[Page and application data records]
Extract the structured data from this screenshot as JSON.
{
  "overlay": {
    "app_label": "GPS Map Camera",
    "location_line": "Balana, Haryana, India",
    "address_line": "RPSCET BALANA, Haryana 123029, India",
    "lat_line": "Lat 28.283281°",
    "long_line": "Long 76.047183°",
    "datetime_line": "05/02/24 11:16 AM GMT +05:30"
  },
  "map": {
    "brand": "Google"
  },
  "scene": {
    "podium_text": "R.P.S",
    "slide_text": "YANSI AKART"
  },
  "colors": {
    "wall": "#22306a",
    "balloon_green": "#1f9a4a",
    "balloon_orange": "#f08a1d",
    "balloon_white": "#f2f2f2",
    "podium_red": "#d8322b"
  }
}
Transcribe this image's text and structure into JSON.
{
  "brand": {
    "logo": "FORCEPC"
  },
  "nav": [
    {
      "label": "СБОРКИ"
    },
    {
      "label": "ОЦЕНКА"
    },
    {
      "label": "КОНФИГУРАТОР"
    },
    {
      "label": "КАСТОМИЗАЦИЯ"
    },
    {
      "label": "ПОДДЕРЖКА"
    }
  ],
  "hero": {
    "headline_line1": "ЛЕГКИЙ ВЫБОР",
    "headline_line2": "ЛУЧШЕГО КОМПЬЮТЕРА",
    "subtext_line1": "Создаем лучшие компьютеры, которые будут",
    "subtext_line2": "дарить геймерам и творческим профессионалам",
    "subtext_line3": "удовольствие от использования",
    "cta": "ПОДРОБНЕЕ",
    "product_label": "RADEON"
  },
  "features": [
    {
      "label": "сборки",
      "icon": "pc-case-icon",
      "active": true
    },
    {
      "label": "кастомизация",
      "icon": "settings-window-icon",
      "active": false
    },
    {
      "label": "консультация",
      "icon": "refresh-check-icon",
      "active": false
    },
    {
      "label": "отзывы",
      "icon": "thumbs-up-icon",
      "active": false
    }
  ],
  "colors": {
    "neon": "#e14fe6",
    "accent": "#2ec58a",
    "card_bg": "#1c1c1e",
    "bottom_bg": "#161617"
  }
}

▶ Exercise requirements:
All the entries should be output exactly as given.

▶ Result of this exercise:
Extract the structured data from this screenshot as JSON.
{
  "overlay": {
    "app_label": "GPS Map Camera",
    "location_line": "Balana, Haryana, India",
    "address_line": "RPSCET BALANA, Haryana 123029, India",
    "lat_line": "Lat 28.283281°",
    "long_line": "Long 76.047183°",
    "datetime_line": "05/02/24 11:16 AM GMT +05:30"
  },
  "map": {
    "brand": "Google"
  },
  "scene": {
    "podium_text": "R.P.S",
    "slide_text": "YANSI AKART"
  },
  "colors": {
    "wall": "#22306a",
    "balloon_green": "#1f9a4a",
    "balloon_orange": "#f08a1d",
    "balloon_white": "#f2f2f2",
    "podium_red": "#d8322b"
  }
}
Transcribe this image's text and structure into JSON.
{
  "brand": {
    "logo": "FORCEPC"
  },
  "nav": [
    {
      "label": "СБОРКИ"
    },
    {
      "label": "ОЦЕНКА"
    },
    {
      "label": "КОНФИГУРАТОР"
    },
    {
      "label": "КАСТОМИЗАЦИЯ"
    },
    {
      "label": "ПОДДЕРЖКА"
    }
  ],
  "hero": {
    "headline_line1": "ЛЕГКИЙ ВЫБОР",
    "headline_line2": "ЛУЧШЕГО КОМПЬЮТЕРА",
    "subtext_line1": "Создаем лучшие компьютеры, которые будут",
    "subtext_line2": "дарить геймерам и творческим профессионалам",
    "subtext_line3": "удовольствие от использования",
    "cta": "ПОДРОБНЕЕ",
    "product_label": "RADEON"
  },
  "features": [
    {
      "label": "сборки",
      "icon": "pc-case-icon",
      "active": true
    },
    {
      "label": "кастомизация",
      "icon": "settings-window-icon",
      "active": false
    },
    {
      "label": "консультация",
      "icon": "refresh-check-icon",
      "active": false
    },
    {
      "label": "отзывы",
      "icon": "thumbs-up-icon",
      "active": false
    }
  ],
  "colors": {
    "neon": "#e14fe6",
    "accent": "#2ec58a",
    "card_bg": "#1c1c1e",
    "bottom_bg": "#161617"
  }
}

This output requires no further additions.